And technically, they’re all very accomplished.
Redinho: "Oh man, yeah. If you go into the studio with those guys it’s mindblowing. I was often getting them to do adlibs, almost out of just wanting to listen to them do their work. It is laughably amazing when you get them to just let go. It’s just mindblowing how good they are."
"If you go into the studio with those guys it’s mindblowing. I was often getting them to do adlibs, almost out of just wanting to listen to them do their work. It is laughably amazing when you get them to just let go." – Redinho
Is your working process one of trial and error, or is it quite natural, or improvisational?
Redinho: "A lot of initial ideas come from messing around, but there’s a whole other journey. I’ve mentioned some of it – roadtesting, playing out endlessly… A lot of those tracks have so many different versions, different instrumentation, different feels, different vocal styles. That’s one of the reasons that it took a long time. Actually, I’m not trying to get away from that a little bit. It can be not very enjoyable to work like that."

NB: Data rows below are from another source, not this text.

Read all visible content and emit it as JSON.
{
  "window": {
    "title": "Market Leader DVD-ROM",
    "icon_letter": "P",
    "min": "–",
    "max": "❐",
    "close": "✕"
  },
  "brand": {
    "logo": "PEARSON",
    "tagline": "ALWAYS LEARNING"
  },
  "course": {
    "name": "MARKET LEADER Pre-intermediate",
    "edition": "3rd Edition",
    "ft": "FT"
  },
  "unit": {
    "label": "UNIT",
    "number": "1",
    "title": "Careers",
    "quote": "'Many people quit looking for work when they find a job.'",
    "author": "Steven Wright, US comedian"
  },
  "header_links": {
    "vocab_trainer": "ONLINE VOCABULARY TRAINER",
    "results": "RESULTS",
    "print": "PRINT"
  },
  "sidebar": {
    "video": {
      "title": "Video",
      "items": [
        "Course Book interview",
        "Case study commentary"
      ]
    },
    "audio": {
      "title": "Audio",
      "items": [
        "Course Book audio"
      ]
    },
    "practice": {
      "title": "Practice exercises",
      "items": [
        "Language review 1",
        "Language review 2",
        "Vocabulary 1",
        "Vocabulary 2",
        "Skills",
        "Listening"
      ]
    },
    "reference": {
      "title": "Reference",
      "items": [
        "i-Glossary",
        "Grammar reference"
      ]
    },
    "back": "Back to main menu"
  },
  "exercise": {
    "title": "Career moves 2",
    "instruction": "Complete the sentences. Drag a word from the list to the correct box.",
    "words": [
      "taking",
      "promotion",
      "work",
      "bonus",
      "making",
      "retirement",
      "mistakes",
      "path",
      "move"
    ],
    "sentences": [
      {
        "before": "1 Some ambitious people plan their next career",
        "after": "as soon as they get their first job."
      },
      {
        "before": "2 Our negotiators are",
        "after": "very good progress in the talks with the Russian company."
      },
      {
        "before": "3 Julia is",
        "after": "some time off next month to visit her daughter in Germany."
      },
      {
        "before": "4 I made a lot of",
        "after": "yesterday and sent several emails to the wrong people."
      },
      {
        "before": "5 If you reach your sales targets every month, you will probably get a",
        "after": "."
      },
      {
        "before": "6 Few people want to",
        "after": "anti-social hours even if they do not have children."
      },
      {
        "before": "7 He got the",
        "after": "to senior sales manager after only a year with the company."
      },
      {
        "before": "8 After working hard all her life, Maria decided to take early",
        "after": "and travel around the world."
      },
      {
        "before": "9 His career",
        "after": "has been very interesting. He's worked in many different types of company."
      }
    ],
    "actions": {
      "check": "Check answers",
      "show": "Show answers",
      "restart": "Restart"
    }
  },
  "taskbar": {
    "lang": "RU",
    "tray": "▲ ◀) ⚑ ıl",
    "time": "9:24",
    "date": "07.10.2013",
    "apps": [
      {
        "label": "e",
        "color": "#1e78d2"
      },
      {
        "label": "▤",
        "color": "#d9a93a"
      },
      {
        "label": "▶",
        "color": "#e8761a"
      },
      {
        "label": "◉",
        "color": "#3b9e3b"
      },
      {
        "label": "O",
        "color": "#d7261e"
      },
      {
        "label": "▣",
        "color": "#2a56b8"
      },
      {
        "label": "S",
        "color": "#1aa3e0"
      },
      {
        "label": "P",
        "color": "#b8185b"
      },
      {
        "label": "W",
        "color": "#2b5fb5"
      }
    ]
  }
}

I like hearing about people’s working processes, how some people can take ages to get things done, yet the finished version sounds flawless and effortless. Then some people can just knock things out in a day.
Redinho: "You’ve got to be careful of perfectionism, because that can really hold you back. There is no perfection. If you take it to its logical conclusion you’ll be there for the rest of your life. There’s a phrase, which is like: ‘A track is never finished, it’s abandoned.’ And that’s the point where I usually come to: ‘Nothing’s really irritating me about this. I can let go now.’ It’s a weird one. Now, I’m finding myself working a bit differently."
Numbers released 'Redinho' on September 22nd 2014 (buy).